Is that the craziest thing you guys ever did?
One time, Paul and I had a cab driver drive us backwards all the way to this bar Small’s, which was on Gower and Melrose. He actually did it! All the way. Three miles. We told him we’d give him an extra hundred bucks if he would do it, and he and went in reverse the whole way.
As a musician who is always trying to evolve as an artist, is it challenging to be tied to the legacy of having been in one of the pioneering rock bands?
Not really. I think that scenario might be harder for Paul. He’s trying to get past it and get to another level, but I think that’s just shooting yourself in the foot. This is what I’ve done, and this is what I’m doing — and they aren’t related. I respect what we’ve left behind. One way or the other, good or bad. But I wasn’t the singer for the Replacements. I can do whatever the hell I want, and be proud of that.
It took seven years for you to make a second solo album. What took you so long?
I travel a lot with Guns. I get side-tracked. I do songs when I have time. I did some recording with Frank Black before I left on tour. I compile songs, and when I have 10 or 12 that I like, I’ll put out a record. But, really, I’m in no position to worry about it. My market share at age 46 isn’t that great, and I don’t really care. It’s a labor of love. There’s stuff that I still like, and its fun, and I play whenever I want.
Speaking of doing whatever you want, how did you end up working with Puff Daddy [P. Diddy]. How did that happen?
Haven’t got that question in awhile. Perfect was playing a show at the Intrepid, and one of his guys – Johnny Eaton for Big Daddy Records or whatever that record company of his was called — asked if we wanted to do a rock remix of “All About the Benjamins.” It had already sold a few million copies, but they wanted a rock remix. We listened to it — and it didn’t have a chorus. Everyone did a rock remix for it, but we were the only ones to add a chorus. We did it, and it sold another few million copies. We got hired and I got asked to be in the video.
You’ve obviously had a long musical career, but is there someone else’s musical career that you admire? Someone you think is doing it right?
David Bowie. Maybe he comes to mind because his new record is on my mind. But he’s gracefully getting old and keeps going. Tom Waits, too. He does his own thing. He’s not a kid, he’s not trying to write like kids, but he stays vibrant. I don’t have any designs to conquer the world with this sh-t. If I die and Bash & Pop sells a million records, and my family gets a bunch of money, great. I’m in a different mindset now. I’m not going to make a jazz record any time soon. I make music that I like and that I have fun making. Whatever gets your boat floating.
I’m from Portland, Oregon and was wondering if you could tell me the story behind the song “Portland.”

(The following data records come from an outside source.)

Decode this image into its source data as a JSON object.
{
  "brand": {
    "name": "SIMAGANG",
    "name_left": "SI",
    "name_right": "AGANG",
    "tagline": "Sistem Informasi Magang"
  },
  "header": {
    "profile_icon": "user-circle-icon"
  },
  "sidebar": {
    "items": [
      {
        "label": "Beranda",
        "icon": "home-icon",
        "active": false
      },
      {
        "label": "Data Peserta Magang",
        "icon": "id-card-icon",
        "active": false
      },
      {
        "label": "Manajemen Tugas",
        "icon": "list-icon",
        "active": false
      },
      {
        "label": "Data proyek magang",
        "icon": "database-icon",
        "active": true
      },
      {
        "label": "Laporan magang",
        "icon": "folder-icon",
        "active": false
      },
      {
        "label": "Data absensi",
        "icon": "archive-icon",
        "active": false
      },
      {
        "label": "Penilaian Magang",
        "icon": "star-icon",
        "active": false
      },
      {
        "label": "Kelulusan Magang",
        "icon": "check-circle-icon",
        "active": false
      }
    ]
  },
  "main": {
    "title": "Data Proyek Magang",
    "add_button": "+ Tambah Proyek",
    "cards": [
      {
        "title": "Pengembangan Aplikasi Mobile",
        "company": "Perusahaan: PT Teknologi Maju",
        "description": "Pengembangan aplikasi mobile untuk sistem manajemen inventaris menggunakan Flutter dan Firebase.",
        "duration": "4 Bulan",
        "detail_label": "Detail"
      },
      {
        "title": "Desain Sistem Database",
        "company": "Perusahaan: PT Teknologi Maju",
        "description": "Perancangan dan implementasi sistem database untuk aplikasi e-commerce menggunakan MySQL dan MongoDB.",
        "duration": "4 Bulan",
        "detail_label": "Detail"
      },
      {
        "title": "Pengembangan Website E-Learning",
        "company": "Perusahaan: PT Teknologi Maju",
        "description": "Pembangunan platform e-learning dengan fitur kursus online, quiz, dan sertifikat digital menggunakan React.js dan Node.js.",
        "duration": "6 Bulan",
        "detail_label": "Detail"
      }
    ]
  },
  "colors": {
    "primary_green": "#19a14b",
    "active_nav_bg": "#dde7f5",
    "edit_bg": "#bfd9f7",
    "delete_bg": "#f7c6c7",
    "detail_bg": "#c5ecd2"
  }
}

Well, we had a bad incident in Portland. It wasn’t one of our defining great moments. It was a bad gig and people were really bummed. That phrase in the song, “It’s too late to turn back, here we go…” — it’s because people were genuinely bummed. We were so f—ed up that we couldn’t play anything. We had the same issues in Houston, Texas. Guess they hadn’t heard the reports about us.
Who has crazier backstage parties: Guns N’ Roses — or the Replacements?
You know, I’m post Guns N’ Roses-crazy-parties. But we were pretty ill back then. We were young and crazy and full of ourselves. It’s not a good thing. For years I’ve had to put a brave face on when rabid Replacement fans come up to me and say, “I saw you play and you were so f—ed up that you didn’t play a single song.” It sounds like you got robbed to me, but okay.
It must be strange to have all your youthful foibles thrown back in your face like that.
Totally. What really gets me, though, and I get this more now, is fans who come up and say that they really loved the music. You know, I think we had our chapter in rock history. Paul is a great songwriter and he deserves to be recognized for that. We were a great band of that era, but that was then and this is now. That said, I’d rather hear that, then about the time we were so f—ed up in Houston that we couldn’t go back for ten years.